An archaeological dig along southern Ontario’s Fischer-Hallman Road has unearthed traces of a Late Woodland Iroquois village dated to between roughly 1300 and 1600.
Researchers originally expected to find just a few artifacts. As of last week, however, they’d excavated more than 35,000 objects, including rare carbonized pieces of beans and corn, cooking ceramics, animal bones, and stone tools, reports Luke Schulz for Kitchener Today.
Wood PLC—the engineering and environmental consulting company leading archaeological assessment of the site—has also identified 25 structural features and 20 longhouse post molds. Barbara Slim, lead archaeologist on the dig, tells CBC News’ Liny Lamberink that these features include items like hearths, which provide crucial evidence of human activity.
To ensure the team doesn’t miss anything, researchers hand sift through sections of soil measuring one-by-one square meters. So far, they’ve excavated around 400 of these units.

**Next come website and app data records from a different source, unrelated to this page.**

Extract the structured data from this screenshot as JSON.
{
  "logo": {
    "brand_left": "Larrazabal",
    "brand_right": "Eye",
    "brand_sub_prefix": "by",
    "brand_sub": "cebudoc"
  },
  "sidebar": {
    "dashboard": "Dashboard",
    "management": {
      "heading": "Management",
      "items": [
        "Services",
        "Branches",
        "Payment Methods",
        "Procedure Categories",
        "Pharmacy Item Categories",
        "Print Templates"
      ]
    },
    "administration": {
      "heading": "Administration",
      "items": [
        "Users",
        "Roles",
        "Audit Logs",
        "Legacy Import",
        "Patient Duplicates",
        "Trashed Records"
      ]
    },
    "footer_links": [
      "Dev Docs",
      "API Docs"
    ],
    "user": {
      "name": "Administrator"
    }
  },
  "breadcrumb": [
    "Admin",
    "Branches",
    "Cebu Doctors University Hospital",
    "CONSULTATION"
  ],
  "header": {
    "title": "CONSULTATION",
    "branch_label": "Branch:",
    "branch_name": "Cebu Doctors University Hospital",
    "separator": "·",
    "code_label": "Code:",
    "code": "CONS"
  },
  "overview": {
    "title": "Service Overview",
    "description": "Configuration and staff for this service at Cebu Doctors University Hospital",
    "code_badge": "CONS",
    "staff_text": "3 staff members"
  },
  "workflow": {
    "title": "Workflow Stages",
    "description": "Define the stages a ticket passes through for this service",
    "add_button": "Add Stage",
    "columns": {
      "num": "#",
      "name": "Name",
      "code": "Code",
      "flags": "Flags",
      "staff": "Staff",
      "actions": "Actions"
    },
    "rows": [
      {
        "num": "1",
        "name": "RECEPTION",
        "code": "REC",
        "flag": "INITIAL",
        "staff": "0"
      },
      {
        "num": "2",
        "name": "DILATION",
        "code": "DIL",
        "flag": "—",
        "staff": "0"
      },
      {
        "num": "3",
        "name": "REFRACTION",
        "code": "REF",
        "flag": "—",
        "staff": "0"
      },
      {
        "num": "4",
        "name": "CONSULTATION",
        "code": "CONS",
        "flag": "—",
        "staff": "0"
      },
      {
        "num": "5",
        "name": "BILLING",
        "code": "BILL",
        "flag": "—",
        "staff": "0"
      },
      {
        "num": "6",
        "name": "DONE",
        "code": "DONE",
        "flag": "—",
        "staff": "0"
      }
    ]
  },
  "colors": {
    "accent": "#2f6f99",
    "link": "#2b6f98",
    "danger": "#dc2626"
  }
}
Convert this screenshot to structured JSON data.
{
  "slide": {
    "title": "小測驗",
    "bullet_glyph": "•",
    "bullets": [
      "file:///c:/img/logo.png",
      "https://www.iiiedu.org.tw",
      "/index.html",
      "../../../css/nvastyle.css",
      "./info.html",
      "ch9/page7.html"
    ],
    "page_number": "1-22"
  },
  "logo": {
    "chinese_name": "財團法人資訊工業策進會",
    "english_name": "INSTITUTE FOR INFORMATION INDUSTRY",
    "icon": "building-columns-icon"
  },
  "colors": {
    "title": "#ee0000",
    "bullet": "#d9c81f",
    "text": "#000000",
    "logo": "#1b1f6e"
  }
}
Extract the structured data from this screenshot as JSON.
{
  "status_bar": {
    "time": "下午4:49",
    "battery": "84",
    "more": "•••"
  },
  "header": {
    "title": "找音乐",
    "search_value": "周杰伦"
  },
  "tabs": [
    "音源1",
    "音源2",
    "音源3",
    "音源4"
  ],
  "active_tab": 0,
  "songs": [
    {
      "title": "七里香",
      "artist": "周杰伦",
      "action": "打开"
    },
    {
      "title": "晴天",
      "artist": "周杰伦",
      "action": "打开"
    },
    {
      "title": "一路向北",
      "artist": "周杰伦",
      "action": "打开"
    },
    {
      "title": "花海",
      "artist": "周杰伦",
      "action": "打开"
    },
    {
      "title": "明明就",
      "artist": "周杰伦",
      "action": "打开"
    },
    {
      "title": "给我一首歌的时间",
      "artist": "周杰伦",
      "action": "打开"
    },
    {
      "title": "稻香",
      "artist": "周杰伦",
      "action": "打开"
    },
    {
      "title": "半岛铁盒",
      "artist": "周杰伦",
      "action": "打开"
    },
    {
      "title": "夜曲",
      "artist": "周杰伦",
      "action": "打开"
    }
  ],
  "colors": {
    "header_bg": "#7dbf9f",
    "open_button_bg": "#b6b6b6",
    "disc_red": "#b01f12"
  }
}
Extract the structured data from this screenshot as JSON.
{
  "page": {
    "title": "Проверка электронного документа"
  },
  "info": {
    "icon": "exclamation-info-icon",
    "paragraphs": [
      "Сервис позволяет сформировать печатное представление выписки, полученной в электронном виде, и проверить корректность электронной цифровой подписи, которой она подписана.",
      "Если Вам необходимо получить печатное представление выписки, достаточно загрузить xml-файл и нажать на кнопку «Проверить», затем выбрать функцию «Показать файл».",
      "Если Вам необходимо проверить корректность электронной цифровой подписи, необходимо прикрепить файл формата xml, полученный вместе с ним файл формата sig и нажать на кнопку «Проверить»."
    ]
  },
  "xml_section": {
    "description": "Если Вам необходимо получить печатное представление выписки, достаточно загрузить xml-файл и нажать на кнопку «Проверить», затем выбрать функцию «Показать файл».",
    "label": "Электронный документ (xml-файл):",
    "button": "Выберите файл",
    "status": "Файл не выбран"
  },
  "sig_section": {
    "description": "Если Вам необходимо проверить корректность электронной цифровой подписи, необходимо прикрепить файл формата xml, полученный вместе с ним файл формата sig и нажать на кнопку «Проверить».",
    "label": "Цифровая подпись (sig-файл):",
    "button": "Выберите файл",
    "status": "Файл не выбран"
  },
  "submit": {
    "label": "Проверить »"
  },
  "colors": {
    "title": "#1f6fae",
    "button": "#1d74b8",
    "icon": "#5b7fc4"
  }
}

Archaeologists know of at least four or five Iroquois villages that once existed in southern Ontario, Slim tells Kitchener Today. According to CBC News, pottery specimens unearthed at the site are typical of Late Woodland Middle Ontario Iroquoian villages.
Speaking with Johanna Weidner of the Waterloo Region Record, Slim notes that activity in the area predates the newly excavated village by millennia—a fact evidenced by a 4,000-year-old Late Archaic period arrowhead found during the dig.
The archaeologist adds, “That just goes to show this was a very important resource area where people were coming back again and again.”
Liaisons from nearby Indigenous communities, including Six Nations of the Grand River, the Haudenosaunee Development Institute and the Mississaugas of the Credit, are collaborating with archaeologists on the project.
“We’re pretty excited to be working alongside them, having the First Nation community share their experience with us,” Slim tells CTV News’ Heather Senoran.
Matthew Muttart, a field director with Wood PLC, tells Kitchener Today that the excavation team and First Nations groups will work together to clean and catalog the artifacts this winter. He hopes that the finds will help educate the public on the region’s history.
“We’re in this part of the world that [has] been occupied for at least 10,000 years; it has a very rich history and a history that Canadians don’t get a lot of opportunities to learn about,” Muttart says. “We’re writing the last chapter of this site … so it’s really important that we’re doing it meticulously, giving it the respect and care that the site deserves.”
In addition to helping the public understand Ontario’s past, the discoveries provide important connections to the present, especially for Indigenous people today.
“Don’t forget, we’ve been here all along, this isn’t ancient history,” Heather George, a Mohawk woman and historian at the University of Waterloo, tells CBC News. “I hope that by having these artifacts accessible to community and interpreted by community that it gives that space for those conversations to happen.”
Fencing separates the dig from a nearby construction project, per CTV News. The construction company hopes to complete a two-lane road through the area by the end of 2020; the end date of archaeological work, meanwhile, will depend on what the team finds.
“Usually in archaeology when you have a roadway you assume that that extent of disturbance would completely have removed the site,” Slim tells Kitchener Today. “In this case it did the opposite; it capped it under [almost six feet] of fill with four layers of asphalt—so we’re in the process of excavating that.”